**What you are asked to do:** Filter out all lines without the word "main" from the data below, please, and copy the rest.
Top of Dataset excerpts
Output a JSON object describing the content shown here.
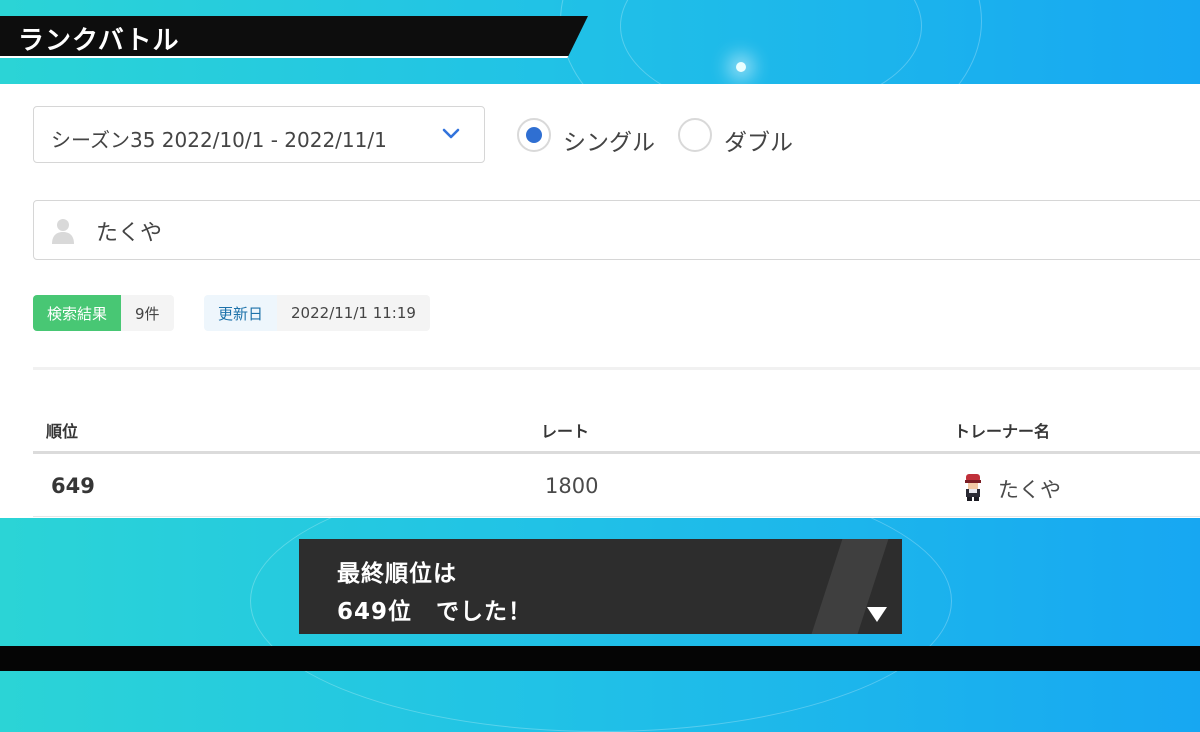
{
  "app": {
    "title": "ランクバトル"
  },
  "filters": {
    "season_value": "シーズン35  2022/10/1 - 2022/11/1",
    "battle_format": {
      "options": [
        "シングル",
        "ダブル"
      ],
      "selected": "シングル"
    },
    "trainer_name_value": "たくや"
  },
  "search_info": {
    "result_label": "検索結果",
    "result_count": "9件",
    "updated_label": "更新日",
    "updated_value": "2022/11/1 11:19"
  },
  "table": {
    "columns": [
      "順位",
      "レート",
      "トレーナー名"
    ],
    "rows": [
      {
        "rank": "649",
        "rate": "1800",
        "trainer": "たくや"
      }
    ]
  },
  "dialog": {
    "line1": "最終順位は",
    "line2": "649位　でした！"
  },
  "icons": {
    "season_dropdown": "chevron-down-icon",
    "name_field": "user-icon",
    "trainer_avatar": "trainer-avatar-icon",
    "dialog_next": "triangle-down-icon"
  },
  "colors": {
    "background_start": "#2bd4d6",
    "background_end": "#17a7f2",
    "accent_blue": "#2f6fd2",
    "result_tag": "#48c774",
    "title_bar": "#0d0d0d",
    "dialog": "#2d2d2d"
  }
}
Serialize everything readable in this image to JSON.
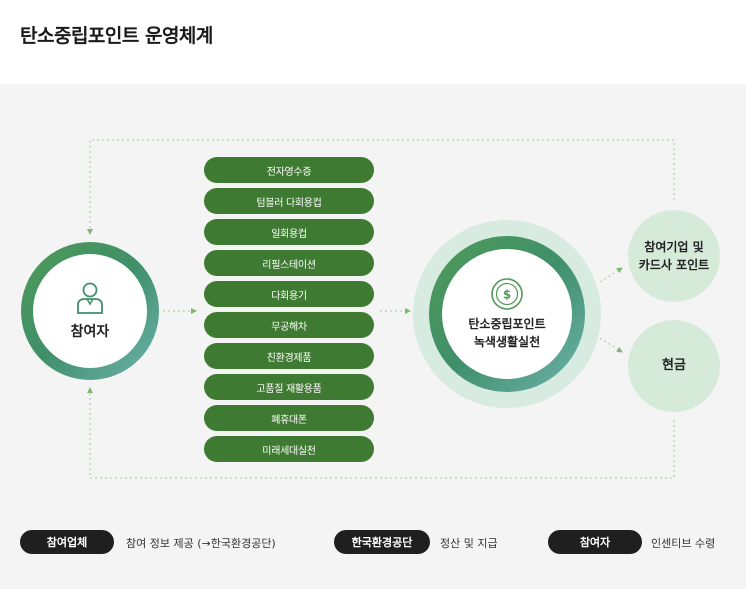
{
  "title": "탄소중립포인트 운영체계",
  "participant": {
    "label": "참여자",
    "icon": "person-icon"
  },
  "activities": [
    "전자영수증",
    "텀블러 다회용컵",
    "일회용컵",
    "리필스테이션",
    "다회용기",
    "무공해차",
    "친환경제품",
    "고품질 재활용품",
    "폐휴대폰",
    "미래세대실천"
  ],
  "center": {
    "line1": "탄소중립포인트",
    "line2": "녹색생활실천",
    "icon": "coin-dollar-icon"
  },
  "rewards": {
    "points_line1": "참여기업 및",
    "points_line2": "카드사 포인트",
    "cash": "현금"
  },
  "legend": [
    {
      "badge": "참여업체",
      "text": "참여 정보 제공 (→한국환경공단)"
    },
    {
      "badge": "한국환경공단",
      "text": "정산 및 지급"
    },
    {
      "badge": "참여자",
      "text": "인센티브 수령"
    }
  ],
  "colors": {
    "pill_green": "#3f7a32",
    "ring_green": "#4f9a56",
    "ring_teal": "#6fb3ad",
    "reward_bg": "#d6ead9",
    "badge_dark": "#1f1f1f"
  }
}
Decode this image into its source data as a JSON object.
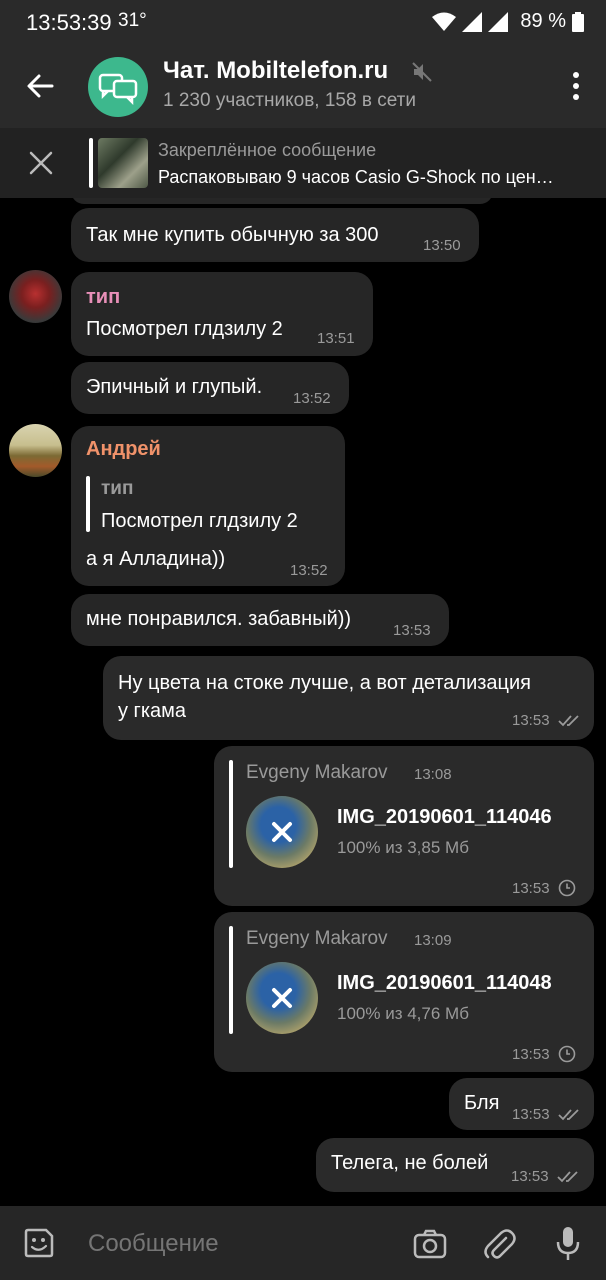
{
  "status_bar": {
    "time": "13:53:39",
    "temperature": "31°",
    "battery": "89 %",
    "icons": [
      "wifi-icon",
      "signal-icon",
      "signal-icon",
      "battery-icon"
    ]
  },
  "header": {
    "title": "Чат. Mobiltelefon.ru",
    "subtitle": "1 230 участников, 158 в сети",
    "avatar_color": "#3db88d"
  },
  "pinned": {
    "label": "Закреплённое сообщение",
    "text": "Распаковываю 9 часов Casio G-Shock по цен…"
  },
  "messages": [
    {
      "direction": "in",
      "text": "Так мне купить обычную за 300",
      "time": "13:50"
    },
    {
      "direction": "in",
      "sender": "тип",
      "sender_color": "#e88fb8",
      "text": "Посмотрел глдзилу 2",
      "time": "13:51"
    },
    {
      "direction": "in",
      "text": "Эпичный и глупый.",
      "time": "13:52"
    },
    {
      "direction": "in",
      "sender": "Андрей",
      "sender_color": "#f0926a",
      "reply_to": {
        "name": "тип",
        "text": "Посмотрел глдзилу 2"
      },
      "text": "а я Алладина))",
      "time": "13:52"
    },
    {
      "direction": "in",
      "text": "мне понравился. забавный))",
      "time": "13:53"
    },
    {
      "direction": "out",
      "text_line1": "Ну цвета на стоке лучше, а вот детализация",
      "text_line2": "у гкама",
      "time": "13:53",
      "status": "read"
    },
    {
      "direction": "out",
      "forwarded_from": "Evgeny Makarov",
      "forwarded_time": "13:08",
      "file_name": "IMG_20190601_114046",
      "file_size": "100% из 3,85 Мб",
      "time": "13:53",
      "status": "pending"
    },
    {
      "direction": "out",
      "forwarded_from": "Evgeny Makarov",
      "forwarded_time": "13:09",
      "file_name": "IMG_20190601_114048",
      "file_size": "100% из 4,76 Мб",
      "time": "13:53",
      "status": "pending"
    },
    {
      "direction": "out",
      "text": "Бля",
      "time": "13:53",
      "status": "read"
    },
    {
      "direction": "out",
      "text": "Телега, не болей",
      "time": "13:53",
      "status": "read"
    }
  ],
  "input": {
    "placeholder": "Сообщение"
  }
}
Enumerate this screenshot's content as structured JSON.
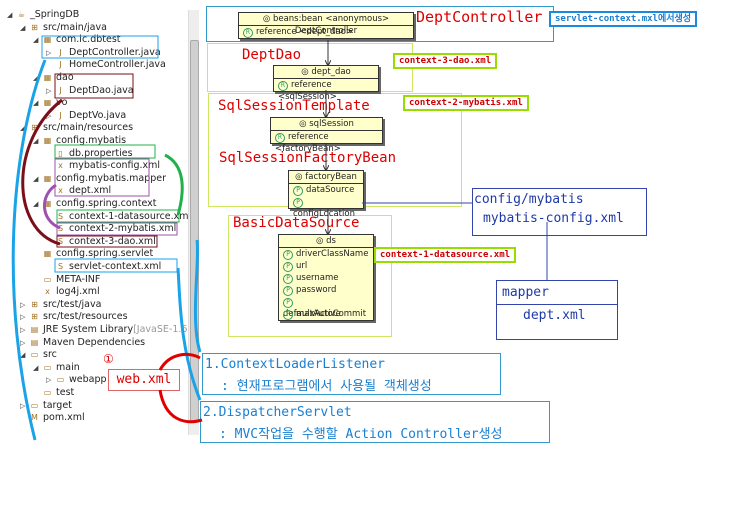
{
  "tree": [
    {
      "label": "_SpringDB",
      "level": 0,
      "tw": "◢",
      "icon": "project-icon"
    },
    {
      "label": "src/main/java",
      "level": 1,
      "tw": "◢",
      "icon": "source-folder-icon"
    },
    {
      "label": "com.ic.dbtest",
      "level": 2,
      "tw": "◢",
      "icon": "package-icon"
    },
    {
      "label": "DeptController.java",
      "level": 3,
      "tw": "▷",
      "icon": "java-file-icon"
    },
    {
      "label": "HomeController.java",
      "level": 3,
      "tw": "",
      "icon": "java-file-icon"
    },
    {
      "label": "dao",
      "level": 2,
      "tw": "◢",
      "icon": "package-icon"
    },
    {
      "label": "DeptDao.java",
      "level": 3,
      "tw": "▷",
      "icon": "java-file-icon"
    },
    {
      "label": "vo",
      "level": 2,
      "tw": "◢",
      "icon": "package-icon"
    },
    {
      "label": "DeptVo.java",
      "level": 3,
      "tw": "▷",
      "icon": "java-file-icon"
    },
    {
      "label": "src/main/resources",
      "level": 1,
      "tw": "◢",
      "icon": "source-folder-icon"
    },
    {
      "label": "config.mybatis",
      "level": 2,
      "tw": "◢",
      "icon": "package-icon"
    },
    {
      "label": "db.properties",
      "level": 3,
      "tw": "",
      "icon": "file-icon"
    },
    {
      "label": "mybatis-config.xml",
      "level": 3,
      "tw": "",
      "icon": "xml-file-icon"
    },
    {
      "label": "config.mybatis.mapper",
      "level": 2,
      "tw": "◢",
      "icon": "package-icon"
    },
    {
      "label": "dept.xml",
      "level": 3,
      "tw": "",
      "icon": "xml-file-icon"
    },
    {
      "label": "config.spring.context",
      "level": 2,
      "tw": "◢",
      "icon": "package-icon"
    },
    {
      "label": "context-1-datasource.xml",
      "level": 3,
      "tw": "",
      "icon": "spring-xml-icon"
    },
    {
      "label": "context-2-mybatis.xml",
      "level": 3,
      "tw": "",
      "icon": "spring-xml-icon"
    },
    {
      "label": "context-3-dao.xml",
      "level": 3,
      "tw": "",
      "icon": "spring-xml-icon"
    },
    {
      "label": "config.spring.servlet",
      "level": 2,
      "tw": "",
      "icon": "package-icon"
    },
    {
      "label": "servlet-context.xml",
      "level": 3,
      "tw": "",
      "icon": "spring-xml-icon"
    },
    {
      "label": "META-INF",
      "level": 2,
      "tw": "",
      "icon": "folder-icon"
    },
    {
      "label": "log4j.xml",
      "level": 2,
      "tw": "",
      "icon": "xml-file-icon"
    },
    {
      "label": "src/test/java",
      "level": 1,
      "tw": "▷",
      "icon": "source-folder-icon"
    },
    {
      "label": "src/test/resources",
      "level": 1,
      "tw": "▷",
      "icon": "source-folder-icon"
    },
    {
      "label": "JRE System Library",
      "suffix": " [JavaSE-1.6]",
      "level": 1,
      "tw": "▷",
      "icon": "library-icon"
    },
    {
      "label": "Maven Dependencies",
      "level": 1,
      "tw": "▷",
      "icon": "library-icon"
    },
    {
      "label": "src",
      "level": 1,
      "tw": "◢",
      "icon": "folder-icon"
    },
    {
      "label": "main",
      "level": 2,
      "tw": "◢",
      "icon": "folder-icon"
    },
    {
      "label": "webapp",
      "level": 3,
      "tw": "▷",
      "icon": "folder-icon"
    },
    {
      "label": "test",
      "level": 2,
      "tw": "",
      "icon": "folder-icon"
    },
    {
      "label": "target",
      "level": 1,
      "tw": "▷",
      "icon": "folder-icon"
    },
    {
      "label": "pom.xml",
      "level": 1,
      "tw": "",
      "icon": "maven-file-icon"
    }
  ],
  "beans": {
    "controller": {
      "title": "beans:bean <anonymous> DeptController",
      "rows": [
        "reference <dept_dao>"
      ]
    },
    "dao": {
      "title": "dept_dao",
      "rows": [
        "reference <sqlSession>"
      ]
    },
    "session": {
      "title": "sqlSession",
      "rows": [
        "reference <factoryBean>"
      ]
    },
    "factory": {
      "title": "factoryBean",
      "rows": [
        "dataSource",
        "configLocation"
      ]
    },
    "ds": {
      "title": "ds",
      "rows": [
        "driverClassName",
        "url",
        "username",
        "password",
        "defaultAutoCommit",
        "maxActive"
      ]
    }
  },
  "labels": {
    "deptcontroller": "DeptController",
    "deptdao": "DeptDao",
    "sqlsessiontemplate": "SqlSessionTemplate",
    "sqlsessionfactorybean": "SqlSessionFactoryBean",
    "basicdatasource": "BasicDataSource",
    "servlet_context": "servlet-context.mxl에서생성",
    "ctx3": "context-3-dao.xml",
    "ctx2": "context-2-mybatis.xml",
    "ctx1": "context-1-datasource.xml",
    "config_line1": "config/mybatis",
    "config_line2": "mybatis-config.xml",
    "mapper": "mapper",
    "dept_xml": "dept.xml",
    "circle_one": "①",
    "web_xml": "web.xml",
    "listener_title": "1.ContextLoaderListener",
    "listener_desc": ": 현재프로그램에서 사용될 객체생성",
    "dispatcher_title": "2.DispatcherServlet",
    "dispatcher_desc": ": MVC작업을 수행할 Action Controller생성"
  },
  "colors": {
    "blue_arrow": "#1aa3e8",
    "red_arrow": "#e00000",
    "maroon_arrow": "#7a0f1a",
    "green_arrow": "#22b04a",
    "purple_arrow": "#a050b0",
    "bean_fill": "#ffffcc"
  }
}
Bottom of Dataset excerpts
**Answer below:**
      "label": "src/main/java",
      "label": "src/main/resources",
      "label": "main",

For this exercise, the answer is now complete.